> **Assigned task**: Without any pictures, restate the full set of records below exactly.

::: Data :::

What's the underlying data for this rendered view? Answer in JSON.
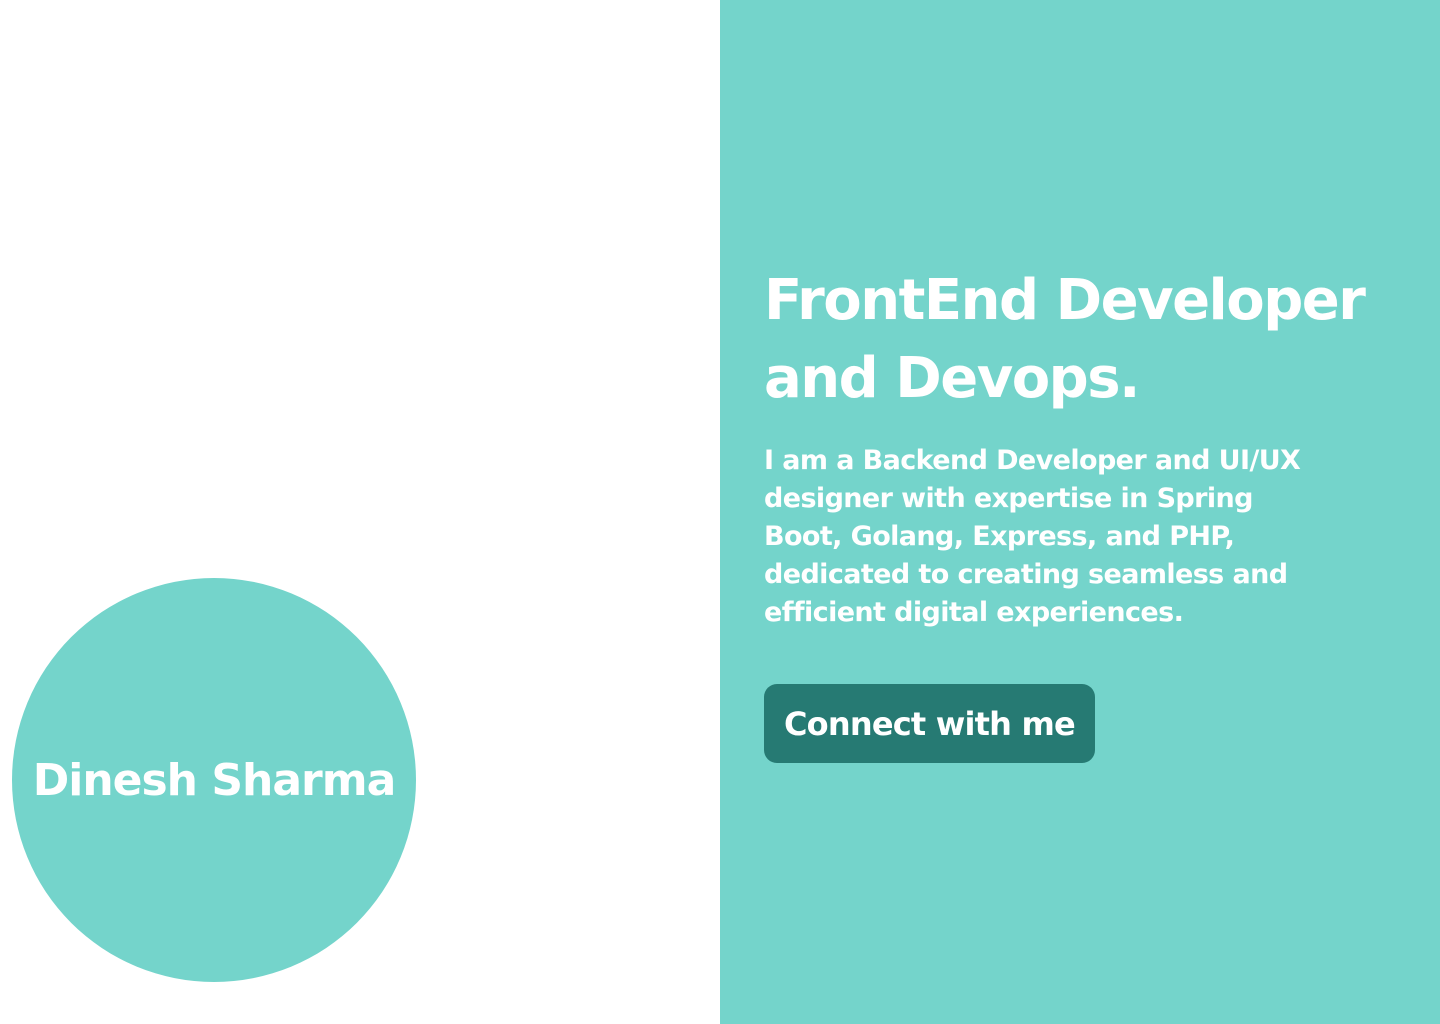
{
  "colors": {
    "accent": "#74D4CB",
    "button": "#267A73",
    "text_on_accent": "#FFFFFF",
    "background": "#FFFFFF"
  },
  "profile": {
    "name": "Dinesh Sharma"
  },
  "hero": {
    "headline": "FrontEnd Developer and Devops.",
    "bio": "I am a Backend Developer and UI/UX designer with expertise in Spring Boot, Golang, Express, and PHP, dedicated to creating seamless and efficient digital experiences.",
    "cta_label": "Connect with me"
  }
}
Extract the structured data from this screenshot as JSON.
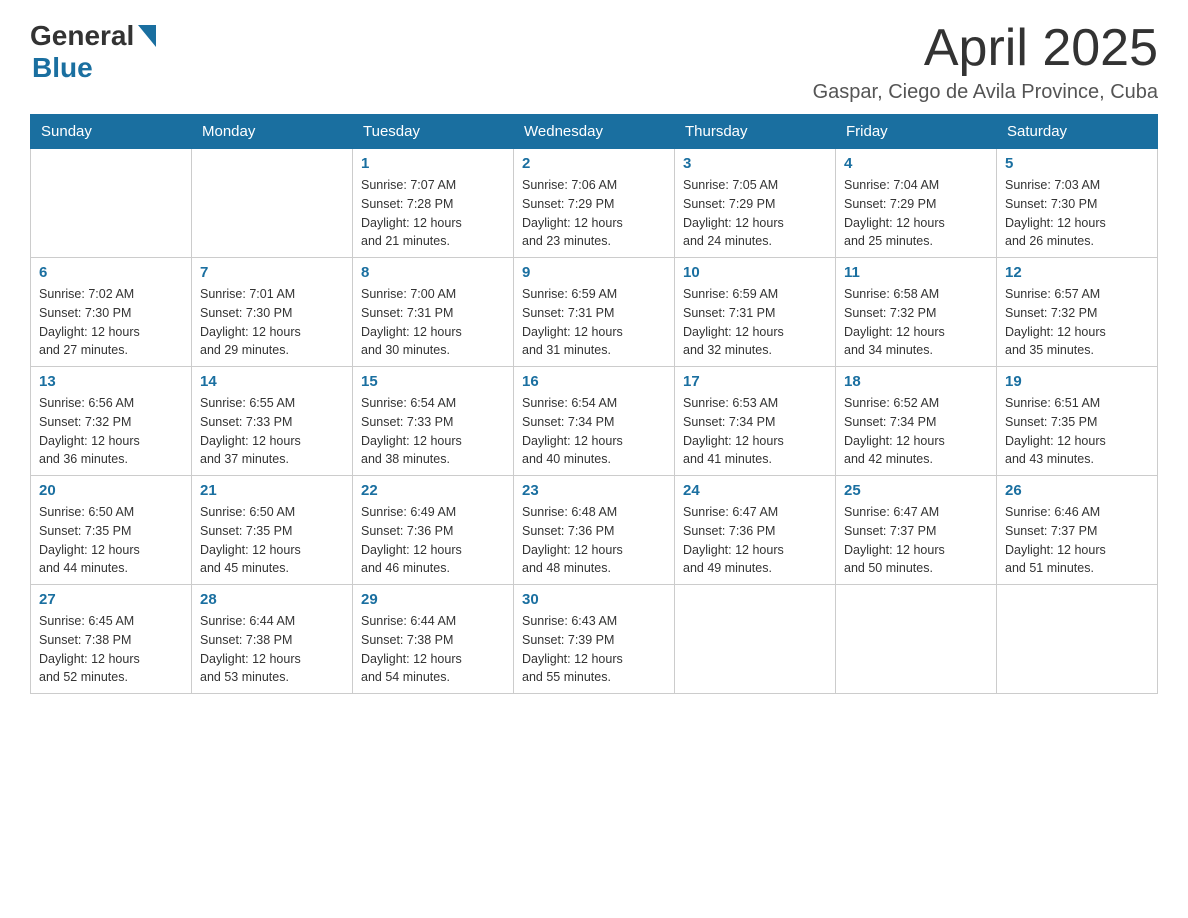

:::

> **Response to the task**:
What's the underlying data for this rendered view? Answer in JSON.
{
  "colors": {
    "accent": "#74D4CB",
    "button": "#267A73",
    "text_on_accent": "#FFFFFF",
    "background": "#FFFFFF"
  },
  "profile": {
    "name": "Dinesh Sharma"
  },
  "hero": {
    "headline": "FrontEnd Developer and Devops.",
    "bio": "I am a Backend Developer and UI/UX designer with expertise in Spring Boot, Golang, Express, and PHP, dedicated to creating seamless and efficient digital experiences.",
    "cta_label": "Connect with me"
  }
}
Extract the structured data from this screenshot as JSON.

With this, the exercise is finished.